  10. ^ "Again, Mitchell". Time Magazine (Time). June 10, 1929. Archived from the original on May 21, 2013. Retrieved August 26, 2007.  "Monthly magazine until this month called Popular Aviation and Aeronautics. With 100,000 circulation it is largest-selling of U. S. air publications." "Editor of Aeronautics is equally airwise Harley W. Mitchell, no relative of General Mitchell."
  11. ^ "Advertising News and Notes". New York Times. January 18, 1938. p. 28.  Ziff-Davis Publishing Company, New York and Chicago, has purchased Radio News Magazine and Amazing Stories.
  12. ^ "Sinclair Broadcast Group - Wikipedia, the free encyclopedia". En.wikipedia.org. Archived from the original on December 3, 2010. Retrieved December 5, 2013. 
  13. ^ [1] Archived March 1, 2013 at the Wayback Machine
  14. ^ New York Times: "Forstmann To Acquire Ziff-Davis" October 28, 1994
  15. ^ "PCMag.com". Digital Life. Archived from the original on October 15, 2009. Retrieved December 5, 2013. 
  16. ^ Dring, Christopher (March 6, 2008). "Ziff Davis files for bankruptcy protection | Games industry news | MCV". Mcvuk.com. Retrieved December 5, 2013. 
  17. ^ "insightpartners.com". insightpartners.com. Archived from the original on May 25, 2014. Retrieved December 5, 2013. 
  18. ^ Ziff Davis files for bankruptcy protection - MCV: 06/03/2008
  19. ^ "QuinStreet Acquires Ziff Davis Enterprise Media Assets". QuinStreet. February 6, 2012. Archived from the original on November 5, 2013. 
  20. ^ "Ziff Davis Trades Hands Again". November 12, 2012. Archived from the original on January 2, 2014. Retrieved November 12, 2012. 
  21. ^ j2 Global More than Doubles Size of its Digital Media B... (NASDAQ:JCOM) Archived January 3, 2014 at the Wayback Machine
  22. ^ Sliwinksi, Alexander. "IGN hit with layoffs; 1UP, Gamespy and UGO shutting down". Joystiq. Archived from the original on March 26, 2014. 
  23. ^ http://www.marketwatch.com/story/ziff-davis-acquires-emedia-2014-06-04?reflink=MW_news_stmp
  24. ^ Whitwam, Ryan. "appscout.com". appscout.com. Archived from the original on March 15, 2008. Retrieved December 5, 2013. 
  25. ^ Webster, Andrew. "goodcleantech.com". goodcleantech.com. Archived from the original on December 3, 2010. Retrieved December 5, 2013. 
  26. ^ "eseminarslive.com". eseminarslive.com. Retrieved December 5, 2013. 
  27. ^ "LinuxDevices.com". Archived from the original on August 22, 2006. 
  28. ^ microsoft-watch.com
  29. ^ pdfzone.com
  30. ^ "publish.com". publish.com. Retrieved December 5, 2013. 
  31. ^ Stapleton, Dan. "Goodbye, And Thank You From The GameSpy Team". Gamespy. Archived from the original on December 9, 2013. 
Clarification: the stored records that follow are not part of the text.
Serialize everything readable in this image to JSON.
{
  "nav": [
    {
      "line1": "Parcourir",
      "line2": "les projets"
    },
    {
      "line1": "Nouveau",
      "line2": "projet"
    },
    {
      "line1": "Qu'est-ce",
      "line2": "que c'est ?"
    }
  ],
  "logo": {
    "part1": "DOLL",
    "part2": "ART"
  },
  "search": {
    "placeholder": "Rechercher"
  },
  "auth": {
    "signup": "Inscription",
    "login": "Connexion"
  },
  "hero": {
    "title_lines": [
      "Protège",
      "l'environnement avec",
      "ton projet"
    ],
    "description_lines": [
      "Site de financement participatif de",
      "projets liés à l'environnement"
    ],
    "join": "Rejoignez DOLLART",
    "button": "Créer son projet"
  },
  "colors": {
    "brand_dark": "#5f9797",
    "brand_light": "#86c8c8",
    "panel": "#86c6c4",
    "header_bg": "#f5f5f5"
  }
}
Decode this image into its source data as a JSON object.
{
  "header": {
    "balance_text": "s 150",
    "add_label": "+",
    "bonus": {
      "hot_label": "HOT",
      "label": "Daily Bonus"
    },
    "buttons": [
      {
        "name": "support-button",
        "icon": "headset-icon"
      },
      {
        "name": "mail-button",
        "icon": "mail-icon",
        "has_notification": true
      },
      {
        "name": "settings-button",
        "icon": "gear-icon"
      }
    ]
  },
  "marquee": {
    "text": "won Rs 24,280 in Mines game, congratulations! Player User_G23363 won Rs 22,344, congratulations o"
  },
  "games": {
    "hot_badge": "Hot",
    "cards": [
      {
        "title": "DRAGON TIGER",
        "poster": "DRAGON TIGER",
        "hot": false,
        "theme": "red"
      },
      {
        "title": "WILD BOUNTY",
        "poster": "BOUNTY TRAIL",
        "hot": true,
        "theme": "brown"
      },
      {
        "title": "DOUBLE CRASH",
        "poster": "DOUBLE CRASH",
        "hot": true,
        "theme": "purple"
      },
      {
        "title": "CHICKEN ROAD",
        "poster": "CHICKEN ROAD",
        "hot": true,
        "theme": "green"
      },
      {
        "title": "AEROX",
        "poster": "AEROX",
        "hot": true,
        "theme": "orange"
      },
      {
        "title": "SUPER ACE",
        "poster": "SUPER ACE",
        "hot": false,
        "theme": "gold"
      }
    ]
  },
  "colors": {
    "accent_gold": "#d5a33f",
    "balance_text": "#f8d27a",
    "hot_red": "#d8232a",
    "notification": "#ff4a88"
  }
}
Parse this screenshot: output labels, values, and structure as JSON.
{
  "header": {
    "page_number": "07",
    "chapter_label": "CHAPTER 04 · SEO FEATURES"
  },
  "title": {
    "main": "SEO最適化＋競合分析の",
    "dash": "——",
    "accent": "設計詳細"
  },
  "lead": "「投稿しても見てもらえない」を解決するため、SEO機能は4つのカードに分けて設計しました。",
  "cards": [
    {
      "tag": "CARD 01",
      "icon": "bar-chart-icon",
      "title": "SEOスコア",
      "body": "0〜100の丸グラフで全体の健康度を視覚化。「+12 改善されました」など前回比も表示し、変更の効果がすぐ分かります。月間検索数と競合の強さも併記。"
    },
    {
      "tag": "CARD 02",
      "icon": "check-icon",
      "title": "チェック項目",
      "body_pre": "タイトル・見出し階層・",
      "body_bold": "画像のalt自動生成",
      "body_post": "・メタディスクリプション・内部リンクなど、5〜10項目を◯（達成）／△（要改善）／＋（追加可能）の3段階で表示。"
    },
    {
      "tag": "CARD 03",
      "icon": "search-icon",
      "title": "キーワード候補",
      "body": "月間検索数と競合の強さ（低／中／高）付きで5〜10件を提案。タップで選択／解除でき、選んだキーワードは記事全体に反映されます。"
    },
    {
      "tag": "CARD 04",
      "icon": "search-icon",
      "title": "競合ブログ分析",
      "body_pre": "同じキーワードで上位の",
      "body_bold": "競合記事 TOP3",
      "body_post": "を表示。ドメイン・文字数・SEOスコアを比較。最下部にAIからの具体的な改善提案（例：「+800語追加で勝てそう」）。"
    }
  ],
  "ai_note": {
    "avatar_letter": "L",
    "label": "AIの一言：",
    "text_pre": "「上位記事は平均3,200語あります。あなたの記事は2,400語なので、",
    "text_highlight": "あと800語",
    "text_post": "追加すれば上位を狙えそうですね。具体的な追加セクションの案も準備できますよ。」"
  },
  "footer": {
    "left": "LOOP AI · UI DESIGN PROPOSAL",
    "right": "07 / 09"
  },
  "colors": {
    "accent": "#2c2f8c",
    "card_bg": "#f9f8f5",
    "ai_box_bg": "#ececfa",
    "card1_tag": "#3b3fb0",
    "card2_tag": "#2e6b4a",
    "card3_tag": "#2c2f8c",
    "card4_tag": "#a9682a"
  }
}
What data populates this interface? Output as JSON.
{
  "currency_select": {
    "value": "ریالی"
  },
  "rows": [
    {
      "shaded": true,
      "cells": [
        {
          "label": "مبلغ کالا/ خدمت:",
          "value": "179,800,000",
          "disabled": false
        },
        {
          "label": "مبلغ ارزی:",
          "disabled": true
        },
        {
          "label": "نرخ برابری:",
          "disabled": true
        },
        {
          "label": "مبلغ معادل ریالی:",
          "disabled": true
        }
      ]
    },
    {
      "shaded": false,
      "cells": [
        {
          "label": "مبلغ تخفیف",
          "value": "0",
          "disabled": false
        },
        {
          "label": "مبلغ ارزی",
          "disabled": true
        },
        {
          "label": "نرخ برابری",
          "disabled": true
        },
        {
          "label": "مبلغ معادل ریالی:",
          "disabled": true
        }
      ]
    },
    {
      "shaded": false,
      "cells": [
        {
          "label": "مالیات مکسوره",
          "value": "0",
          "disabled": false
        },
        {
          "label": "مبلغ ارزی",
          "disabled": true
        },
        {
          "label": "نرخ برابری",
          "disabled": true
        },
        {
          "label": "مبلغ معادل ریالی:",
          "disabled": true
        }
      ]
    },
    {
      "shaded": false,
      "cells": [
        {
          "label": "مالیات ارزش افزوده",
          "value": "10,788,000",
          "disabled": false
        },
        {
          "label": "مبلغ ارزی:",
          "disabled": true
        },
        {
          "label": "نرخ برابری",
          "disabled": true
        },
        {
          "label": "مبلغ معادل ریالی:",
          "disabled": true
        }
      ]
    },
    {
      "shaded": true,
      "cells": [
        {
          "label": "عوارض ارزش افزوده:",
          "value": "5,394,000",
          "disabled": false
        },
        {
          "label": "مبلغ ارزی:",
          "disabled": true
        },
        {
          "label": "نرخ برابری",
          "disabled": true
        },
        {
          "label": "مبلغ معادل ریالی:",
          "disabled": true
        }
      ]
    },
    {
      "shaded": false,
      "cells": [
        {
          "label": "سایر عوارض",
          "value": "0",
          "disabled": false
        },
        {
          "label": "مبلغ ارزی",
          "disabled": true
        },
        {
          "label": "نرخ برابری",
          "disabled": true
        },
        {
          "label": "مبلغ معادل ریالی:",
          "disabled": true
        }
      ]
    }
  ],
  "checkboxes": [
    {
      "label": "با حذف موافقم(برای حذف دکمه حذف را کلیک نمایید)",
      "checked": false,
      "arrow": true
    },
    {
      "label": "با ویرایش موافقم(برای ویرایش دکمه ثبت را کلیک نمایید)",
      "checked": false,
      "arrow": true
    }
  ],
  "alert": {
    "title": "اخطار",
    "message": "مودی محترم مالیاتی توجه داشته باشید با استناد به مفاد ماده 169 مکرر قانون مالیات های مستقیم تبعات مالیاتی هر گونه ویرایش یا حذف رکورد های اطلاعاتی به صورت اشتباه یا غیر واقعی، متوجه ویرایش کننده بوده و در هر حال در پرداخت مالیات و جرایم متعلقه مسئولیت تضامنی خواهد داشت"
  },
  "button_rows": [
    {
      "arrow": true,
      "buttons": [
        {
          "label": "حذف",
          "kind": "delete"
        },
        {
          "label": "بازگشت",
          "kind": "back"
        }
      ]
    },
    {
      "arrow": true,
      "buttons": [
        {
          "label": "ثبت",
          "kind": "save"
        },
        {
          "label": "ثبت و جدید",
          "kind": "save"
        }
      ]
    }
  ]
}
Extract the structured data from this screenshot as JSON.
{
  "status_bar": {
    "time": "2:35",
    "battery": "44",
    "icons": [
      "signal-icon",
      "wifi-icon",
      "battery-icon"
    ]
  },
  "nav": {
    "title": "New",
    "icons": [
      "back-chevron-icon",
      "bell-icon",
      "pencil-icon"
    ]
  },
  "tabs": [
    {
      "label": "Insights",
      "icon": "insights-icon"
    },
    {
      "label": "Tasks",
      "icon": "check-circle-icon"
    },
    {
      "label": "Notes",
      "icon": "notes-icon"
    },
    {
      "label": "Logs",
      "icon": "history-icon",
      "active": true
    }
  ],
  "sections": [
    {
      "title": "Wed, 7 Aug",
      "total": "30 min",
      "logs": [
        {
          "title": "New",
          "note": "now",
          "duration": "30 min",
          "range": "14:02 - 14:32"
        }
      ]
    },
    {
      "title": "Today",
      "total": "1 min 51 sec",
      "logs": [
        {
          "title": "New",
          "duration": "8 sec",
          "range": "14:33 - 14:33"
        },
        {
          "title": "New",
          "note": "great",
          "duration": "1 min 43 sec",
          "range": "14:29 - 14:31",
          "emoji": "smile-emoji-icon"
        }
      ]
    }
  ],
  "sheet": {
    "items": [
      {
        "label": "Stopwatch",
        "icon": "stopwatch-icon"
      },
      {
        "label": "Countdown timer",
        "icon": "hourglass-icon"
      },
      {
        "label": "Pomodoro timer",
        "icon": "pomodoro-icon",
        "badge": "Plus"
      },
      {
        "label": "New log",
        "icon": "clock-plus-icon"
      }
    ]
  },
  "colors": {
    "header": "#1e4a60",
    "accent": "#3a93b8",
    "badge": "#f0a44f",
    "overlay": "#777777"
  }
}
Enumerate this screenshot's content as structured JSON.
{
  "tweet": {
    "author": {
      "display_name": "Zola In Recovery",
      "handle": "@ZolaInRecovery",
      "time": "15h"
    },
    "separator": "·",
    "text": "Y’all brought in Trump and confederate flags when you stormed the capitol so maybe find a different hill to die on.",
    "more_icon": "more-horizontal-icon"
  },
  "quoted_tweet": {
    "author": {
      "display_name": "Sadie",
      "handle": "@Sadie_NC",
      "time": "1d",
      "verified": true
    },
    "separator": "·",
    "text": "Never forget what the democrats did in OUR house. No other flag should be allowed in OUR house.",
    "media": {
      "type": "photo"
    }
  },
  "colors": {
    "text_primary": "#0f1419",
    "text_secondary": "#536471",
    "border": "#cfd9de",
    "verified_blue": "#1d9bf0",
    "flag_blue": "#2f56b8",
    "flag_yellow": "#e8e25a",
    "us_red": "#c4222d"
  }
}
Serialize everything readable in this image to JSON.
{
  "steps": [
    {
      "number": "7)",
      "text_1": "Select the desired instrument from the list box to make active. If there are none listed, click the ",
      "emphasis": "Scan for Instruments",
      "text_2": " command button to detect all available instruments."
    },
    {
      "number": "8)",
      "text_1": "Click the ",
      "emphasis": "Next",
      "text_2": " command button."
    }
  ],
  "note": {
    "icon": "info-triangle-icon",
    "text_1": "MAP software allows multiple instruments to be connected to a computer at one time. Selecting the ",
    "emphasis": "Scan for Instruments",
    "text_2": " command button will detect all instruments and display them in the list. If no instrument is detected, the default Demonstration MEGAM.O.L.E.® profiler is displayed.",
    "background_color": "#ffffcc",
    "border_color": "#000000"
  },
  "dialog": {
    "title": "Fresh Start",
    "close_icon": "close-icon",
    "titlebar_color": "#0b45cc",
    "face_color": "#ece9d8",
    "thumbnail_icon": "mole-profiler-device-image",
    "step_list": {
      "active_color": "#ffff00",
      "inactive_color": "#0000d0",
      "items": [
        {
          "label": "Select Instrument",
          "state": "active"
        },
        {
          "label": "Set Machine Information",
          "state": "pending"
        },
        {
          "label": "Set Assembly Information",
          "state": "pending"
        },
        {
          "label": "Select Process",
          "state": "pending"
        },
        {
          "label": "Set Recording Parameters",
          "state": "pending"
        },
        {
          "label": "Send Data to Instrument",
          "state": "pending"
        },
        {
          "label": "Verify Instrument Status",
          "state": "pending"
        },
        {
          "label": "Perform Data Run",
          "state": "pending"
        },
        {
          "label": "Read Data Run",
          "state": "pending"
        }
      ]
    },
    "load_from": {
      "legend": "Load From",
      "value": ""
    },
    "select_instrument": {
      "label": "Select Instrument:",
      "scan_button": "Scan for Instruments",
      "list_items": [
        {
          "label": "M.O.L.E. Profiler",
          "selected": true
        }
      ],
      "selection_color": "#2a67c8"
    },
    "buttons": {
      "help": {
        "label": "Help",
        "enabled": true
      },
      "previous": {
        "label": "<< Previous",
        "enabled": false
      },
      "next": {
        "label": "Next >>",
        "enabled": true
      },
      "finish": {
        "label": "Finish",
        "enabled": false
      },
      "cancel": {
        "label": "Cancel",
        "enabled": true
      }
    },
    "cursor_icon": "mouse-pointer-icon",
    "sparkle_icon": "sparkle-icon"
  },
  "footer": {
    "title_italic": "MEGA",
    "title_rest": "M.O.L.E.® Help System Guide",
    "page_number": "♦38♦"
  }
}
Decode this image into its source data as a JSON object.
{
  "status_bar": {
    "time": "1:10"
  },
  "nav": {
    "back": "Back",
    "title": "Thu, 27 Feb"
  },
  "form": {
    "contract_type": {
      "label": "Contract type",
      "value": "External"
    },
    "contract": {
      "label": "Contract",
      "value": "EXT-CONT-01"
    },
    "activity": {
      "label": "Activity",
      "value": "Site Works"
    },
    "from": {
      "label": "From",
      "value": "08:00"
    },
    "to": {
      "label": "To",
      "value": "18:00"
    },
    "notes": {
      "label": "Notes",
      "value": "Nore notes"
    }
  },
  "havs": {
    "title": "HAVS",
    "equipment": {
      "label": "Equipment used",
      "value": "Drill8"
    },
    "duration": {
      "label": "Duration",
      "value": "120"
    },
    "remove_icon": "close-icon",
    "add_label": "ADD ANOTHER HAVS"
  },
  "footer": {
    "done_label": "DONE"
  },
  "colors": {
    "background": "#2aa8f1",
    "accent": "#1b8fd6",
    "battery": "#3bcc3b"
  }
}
Further reading[edit]

  • Thorsen, Tor, "RIP OPM". GameSpot, CNET Networks, November 20, 2006.
  • "Ziff Davis File:Press Release", Ziff Davis Reports Fourth Quarter 2005 Results. Ziff Davis Publishing Inc., October 8, 2006.

External links[edit]